Information:
****************

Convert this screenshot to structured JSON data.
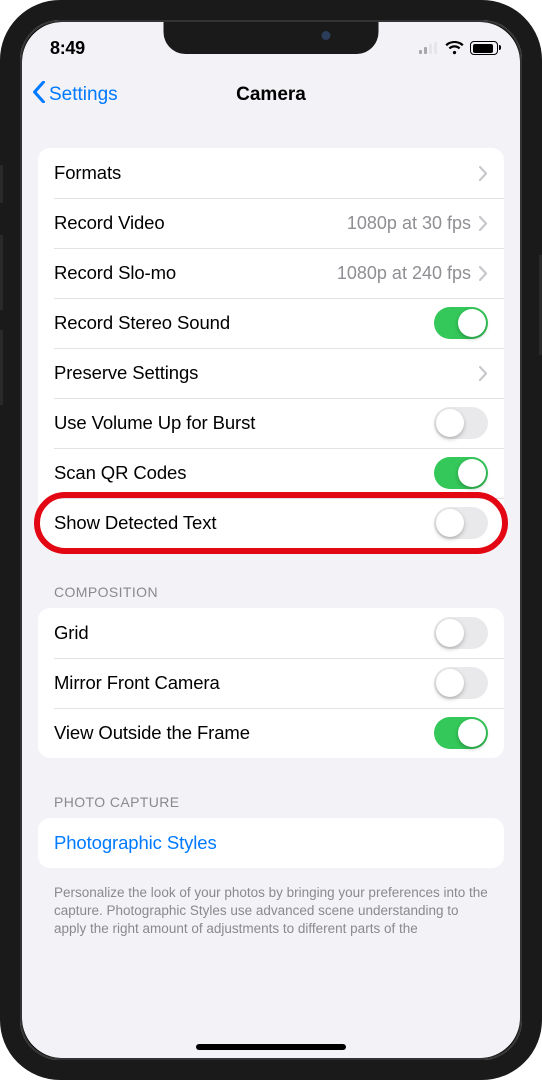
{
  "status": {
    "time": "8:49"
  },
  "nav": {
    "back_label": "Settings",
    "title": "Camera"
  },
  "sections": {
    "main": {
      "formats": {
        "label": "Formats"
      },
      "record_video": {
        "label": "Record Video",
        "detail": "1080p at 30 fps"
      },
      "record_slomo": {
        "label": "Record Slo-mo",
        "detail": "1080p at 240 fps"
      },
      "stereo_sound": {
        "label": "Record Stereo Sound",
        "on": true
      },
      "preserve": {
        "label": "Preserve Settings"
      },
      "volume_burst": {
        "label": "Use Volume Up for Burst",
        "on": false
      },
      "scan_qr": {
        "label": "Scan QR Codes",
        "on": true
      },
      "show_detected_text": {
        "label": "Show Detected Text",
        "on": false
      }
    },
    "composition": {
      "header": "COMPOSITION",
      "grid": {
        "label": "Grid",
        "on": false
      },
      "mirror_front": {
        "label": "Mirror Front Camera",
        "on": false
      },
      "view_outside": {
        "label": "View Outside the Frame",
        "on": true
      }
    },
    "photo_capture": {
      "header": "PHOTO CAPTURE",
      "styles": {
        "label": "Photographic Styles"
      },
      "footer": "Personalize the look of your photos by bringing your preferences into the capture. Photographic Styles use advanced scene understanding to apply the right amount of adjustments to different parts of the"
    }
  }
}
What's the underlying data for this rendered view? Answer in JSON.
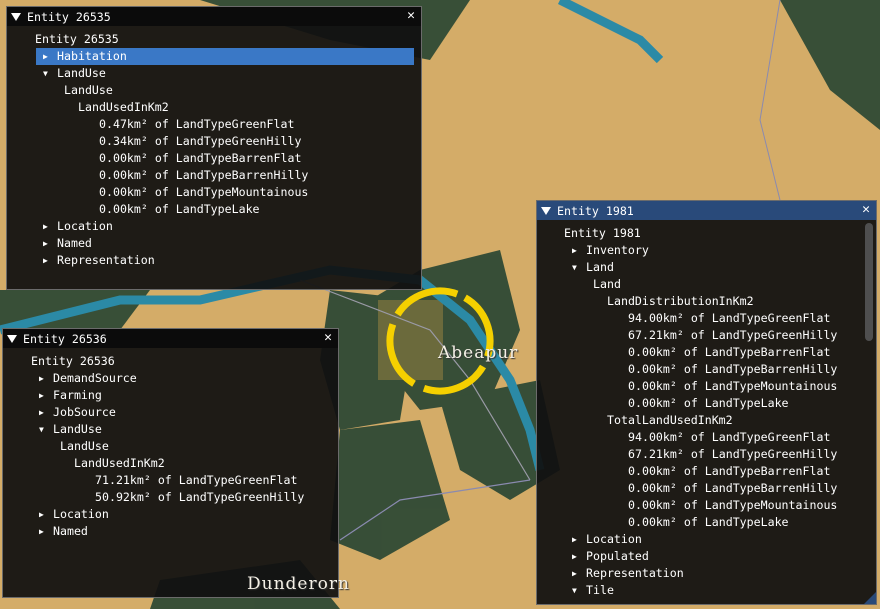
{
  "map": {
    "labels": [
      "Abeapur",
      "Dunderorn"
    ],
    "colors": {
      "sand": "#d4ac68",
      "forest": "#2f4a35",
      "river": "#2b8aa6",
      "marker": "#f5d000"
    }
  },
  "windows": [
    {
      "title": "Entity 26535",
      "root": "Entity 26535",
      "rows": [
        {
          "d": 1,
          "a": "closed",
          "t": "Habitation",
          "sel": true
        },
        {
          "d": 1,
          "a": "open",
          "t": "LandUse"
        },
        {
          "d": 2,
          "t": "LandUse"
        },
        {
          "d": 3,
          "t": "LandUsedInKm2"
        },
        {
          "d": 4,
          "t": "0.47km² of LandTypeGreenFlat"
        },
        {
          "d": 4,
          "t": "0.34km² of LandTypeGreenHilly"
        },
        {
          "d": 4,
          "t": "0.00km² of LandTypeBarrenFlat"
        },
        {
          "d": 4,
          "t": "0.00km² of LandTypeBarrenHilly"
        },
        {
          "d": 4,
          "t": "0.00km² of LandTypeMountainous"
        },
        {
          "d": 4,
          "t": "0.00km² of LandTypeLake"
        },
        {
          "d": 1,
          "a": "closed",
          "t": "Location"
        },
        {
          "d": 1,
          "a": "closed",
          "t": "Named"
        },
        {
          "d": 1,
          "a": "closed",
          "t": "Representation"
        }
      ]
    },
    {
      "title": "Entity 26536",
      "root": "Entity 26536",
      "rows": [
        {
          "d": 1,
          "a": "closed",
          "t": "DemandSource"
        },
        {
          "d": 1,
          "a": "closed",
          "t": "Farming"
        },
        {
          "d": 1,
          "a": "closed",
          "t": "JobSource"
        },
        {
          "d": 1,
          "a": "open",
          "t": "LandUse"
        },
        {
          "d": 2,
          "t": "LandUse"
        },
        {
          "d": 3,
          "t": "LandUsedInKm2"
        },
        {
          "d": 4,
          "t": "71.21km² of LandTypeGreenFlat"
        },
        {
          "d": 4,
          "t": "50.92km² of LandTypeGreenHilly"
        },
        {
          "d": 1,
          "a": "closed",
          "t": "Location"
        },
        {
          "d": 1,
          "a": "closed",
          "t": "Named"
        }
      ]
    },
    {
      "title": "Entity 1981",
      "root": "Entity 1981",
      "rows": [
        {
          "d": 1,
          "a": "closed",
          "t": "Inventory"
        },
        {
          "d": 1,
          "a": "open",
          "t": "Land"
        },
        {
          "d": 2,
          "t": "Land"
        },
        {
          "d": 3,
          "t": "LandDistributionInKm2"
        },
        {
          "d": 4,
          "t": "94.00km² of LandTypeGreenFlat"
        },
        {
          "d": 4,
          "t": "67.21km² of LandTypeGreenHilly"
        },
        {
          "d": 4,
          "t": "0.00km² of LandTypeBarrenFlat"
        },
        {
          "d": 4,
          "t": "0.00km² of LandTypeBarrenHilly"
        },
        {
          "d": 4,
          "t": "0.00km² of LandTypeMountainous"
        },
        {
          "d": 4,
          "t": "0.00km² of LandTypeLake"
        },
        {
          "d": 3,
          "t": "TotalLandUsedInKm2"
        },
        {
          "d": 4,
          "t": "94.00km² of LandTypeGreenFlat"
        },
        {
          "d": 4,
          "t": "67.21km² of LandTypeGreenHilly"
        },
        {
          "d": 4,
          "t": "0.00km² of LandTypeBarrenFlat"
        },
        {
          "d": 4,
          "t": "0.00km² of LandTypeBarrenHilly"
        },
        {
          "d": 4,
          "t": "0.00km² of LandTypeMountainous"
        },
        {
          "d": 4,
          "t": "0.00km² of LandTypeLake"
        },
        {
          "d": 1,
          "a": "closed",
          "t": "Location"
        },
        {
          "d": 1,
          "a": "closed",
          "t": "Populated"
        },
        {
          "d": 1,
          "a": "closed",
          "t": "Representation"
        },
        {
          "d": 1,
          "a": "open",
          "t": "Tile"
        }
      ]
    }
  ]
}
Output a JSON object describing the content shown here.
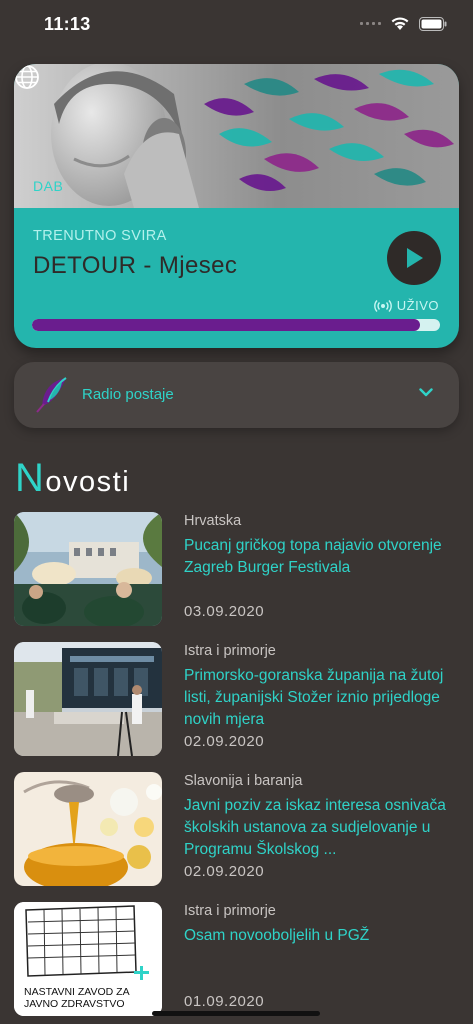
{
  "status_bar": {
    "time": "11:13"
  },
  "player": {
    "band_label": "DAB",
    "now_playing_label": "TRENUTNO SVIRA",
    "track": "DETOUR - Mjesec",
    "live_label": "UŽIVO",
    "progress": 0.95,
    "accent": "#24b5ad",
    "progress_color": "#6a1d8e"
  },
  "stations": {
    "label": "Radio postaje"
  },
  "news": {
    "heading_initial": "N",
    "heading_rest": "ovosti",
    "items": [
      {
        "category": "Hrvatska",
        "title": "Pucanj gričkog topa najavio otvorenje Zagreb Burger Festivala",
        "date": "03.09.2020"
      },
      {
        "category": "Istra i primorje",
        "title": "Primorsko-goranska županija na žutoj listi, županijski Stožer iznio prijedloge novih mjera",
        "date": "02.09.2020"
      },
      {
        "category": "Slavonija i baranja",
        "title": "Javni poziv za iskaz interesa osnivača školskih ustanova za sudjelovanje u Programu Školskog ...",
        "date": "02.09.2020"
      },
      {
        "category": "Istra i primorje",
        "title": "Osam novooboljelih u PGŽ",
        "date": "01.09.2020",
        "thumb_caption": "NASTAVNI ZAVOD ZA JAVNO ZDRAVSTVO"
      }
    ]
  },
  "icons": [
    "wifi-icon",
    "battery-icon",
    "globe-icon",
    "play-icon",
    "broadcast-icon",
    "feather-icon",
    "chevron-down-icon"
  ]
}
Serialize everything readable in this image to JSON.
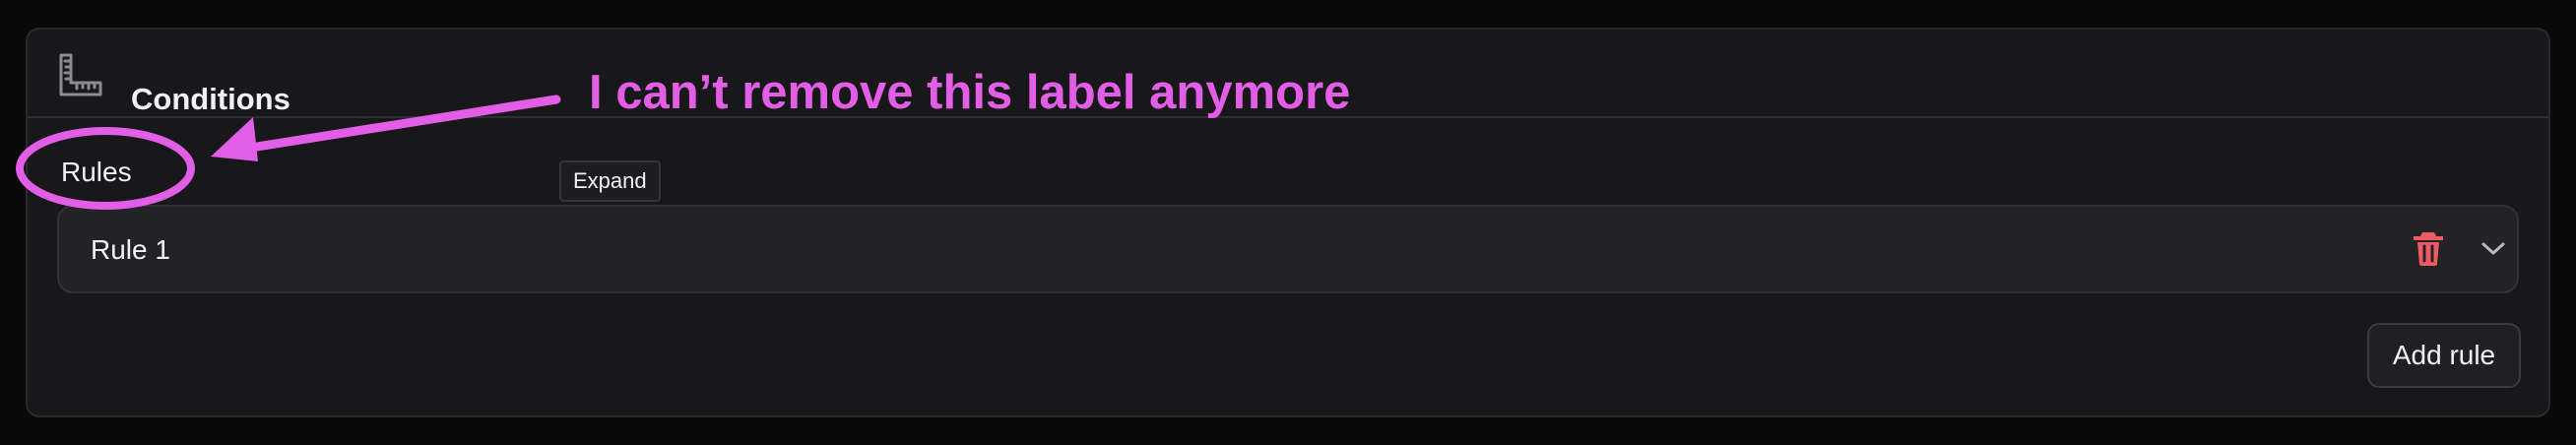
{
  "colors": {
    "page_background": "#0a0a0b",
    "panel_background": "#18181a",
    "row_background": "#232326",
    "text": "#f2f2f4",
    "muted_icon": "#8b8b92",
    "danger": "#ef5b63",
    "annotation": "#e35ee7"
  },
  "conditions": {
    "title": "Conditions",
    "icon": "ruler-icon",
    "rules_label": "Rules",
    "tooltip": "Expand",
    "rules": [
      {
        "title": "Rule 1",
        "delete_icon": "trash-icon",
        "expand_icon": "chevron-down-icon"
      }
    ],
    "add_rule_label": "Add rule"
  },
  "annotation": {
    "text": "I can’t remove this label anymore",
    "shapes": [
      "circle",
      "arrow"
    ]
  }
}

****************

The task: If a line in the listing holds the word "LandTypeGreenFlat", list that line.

Result of this exercise:
          "t": "0.47km² of LandTypeGreenFlat"
          "t": "71.21km² of LandTypeGreenFlat"
          "t": "94.00km² of LandTypeGreenFlat"
          "t": "94.00km² of LandTypeGreenFlat"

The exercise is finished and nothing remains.